17. (C) Justice Minister McDowell, always the hardest hitting of the Irish cabinet, opened the meeting by saying that the Good Friday Agreement presumed the IRA would go out of business and it is still in business seven years later. He said the provisional movement (as he refers to jointly to the IRA and Sinn Fein) regards its arms cache as an embarrassment. Its semtex and kalishnakovs do not serve any useful purpose, he said, and the provisionals do not want to leave weapons in the hands of dissidents. He said the provisionals consider their arms stash a political liability that undermines their claim to be pursuing their goals through peaceful means only.
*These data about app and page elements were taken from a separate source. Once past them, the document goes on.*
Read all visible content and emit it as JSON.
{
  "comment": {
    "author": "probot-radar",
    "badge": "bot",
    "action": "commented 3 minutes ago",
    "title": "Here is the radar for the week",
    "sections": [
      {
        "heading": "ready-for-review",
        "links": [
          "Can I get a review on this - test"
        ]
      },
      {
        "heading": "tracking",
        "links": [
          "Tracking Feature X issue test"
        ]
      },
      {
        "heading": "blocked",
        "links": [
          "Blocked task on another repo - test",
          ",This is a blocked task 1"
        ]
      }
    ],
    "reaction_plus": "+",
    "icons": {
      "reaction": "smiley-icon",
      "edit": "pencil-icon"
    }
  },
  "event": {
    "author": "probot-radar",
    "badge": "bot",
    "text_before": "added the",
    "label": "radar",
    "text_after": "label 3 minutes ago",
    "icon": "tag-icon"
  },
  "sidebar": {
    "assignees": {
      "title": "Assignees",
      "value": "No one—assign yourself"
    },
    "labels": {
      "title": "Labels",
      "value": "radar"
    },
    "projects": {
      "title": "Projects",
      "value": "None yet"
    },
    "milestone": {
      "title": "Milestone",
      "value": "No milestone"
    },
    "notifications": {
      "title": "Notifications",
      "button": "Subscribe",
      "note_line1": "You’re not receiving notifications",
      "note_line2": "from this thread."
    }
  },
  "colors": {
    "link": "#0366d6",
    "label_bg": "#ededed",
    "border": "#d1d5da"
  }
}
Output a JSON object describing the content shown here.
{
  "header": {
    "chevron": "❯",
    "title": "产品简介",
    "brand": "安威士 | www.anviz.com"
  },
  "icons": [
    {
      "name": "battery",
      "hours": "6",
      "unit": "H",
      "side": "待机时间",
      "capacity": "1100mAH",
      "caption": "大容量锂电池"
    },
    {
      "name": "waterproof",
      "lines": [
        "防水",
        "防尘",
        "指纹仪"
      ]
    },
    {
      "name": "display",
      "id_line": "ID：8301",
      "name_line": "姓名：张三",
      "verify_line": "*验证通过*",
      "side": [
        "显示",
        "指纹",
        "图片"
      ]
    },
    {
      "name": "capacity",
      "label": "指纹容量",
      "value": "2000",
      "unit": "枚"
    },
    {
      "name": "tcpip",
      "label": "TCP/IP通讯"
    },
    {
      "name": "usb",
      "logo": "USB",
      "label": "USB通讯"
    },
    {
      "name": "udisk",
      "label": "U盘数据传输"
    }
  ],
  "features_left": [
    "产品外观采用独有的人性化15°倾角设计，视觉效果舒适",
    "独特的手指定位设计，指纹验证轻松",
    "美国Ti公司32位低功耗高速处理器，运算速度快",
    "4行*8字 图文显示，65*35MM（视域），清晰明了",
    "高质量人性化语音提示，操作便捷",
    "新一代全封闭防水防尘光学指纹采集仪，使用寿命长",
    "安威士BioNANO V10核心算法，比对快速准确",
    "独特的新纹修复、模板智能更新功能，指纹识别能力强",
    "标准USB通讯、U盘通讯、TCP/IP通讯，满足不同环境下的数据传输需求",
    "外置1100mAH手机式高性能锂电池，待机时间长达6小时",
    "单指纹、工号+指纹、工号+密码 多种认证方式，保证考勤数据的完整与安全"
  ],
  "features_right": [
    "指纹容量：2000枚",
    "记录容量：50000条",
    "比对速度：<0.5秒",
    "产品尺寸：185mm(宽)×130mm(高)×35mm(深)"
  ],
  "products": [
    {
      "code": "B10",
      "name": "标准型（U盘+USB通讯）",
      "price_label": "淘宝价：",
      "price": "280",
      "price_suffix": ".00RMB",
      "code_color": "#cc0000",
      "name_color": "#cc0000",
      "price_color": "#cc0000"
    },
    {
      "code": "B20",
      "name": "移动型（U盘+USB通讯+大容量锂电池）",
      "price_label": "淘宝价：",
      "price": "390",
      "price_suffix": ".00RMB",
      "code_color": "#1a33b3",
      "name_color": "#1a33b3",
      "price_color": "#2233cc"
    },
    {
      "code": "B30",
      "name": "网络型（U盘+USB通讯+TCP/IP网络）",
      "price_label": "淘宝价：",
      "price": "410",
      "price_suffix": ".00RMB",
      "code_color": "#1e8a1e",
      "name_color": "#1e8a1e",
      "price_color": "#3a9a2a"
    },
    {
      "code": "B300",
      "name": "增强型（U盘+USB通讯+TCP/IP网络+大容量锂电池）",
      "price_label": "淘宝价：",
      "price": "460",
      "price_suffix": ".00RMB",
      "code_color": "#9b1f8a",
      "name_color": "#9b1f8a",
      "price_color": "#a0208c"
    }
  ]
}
18. (C) Minister McDowell believes the provisionals want to close down the hardware side of their operation but to stay in business to fund national and international programs. He also said that the provisionals give no indication of loosening their grip on national areas in Northern Ireland where PSNI does not go. For that reason, he noted, the provisionals want to hold on to personal weapons.
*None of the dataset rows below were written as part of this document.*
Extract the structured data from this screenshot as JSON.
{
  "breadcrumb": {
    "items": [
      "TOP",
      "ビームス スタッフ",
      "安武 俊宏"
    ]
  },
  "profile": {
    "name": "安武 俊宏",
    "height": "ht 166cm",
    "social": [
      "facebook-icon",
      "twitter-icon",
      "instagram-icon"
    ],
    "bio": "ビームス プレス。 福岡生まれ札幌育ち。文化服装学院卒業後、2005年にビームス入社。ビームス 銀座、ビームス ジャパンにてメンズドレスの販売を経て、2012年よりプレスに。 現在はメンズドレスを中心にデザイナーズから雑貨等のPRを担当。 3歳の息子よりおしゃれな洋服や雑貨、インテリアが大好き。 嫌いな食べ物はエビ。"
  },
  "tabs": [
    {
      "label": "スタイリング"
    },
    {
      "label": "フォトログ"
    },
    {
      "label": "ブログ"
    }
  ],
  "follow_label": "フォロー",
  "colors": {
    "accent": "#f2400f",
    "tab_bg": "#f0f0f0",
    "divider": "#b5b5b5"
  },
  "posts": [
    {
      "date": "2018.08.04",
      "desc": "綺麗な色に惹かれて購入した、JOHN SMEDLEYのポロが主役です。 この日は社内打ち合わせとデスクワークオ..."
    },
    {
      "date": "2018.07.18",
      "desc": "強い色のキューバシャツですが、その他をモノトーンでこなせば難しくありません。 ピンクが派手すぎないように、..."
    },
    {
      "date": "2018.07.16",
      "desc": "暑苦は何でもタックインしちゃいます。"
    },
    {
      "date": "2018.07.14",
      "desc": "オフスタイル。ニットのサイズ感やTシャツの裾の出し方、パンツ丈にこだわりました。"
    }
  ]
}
19. (C) McDowell said some lessons have been learned about how to deal with the provisional movement. McDowell said that you only get concessions from the provisionals when you put your hand on their throat. When you play their propaganda game, they press for concessions. McDowell said he was “delighted” that Sinn Fein was not invited to the White House on March 17. Looking forward, he said, the GOI was not in appeasement mode, and should offer a cold shoulder to the provisionals. Sinn Fein, he said, is “asking for warm words” but governments should not offer them. He credited Sinn Fein with being “brilliant negotiators.” They create eagerness and a sense of partnership, as if to say, “let’s get together to sort out Sinn Fein problems.” What they cannot stand, he said, is skepticism. McDowell said he has warned Peter Hain against side deals with the provisionals, especially now that there is no center ground in Northern Ireland.
Finance Minister Brian Cowen
20. (C) In pursuing a political solution for Northern Ireland, the British and Irish Governments needed to address the economic dimension to the peace process, Finance Minister Brian Cowen told Ambassador Reiss in a May 20 meeting. Cowen cautioned against an approach that focused on establishing institutions of self-government, while neglecting equally urgent economic imperatives, such as improving social services and tacking unemployment. He expressed concern that HMG might wish to disengage from these challenges after a solution was reached. While the British Exchequer had made statements on the limits of UK financial support for the peace process, Cowen believed that HMG and the GOI could jointly foster a transition in Northern Ireland toward an economic system less dominated by the public sector. This cooperation could take the form of coordinating Ireland’s National Spatial Strategy with the North’s development plans; there was also the possibility of harmonizing tax rates and key commodity prices to spur cross-border investment. Ambassador Reiss agreed that it was important to avoid scenarios where economic difficulties would continue to fuel social tensions even after a political resolution was in hand.
21. (U) This cable has been cleared by S/P. KENNY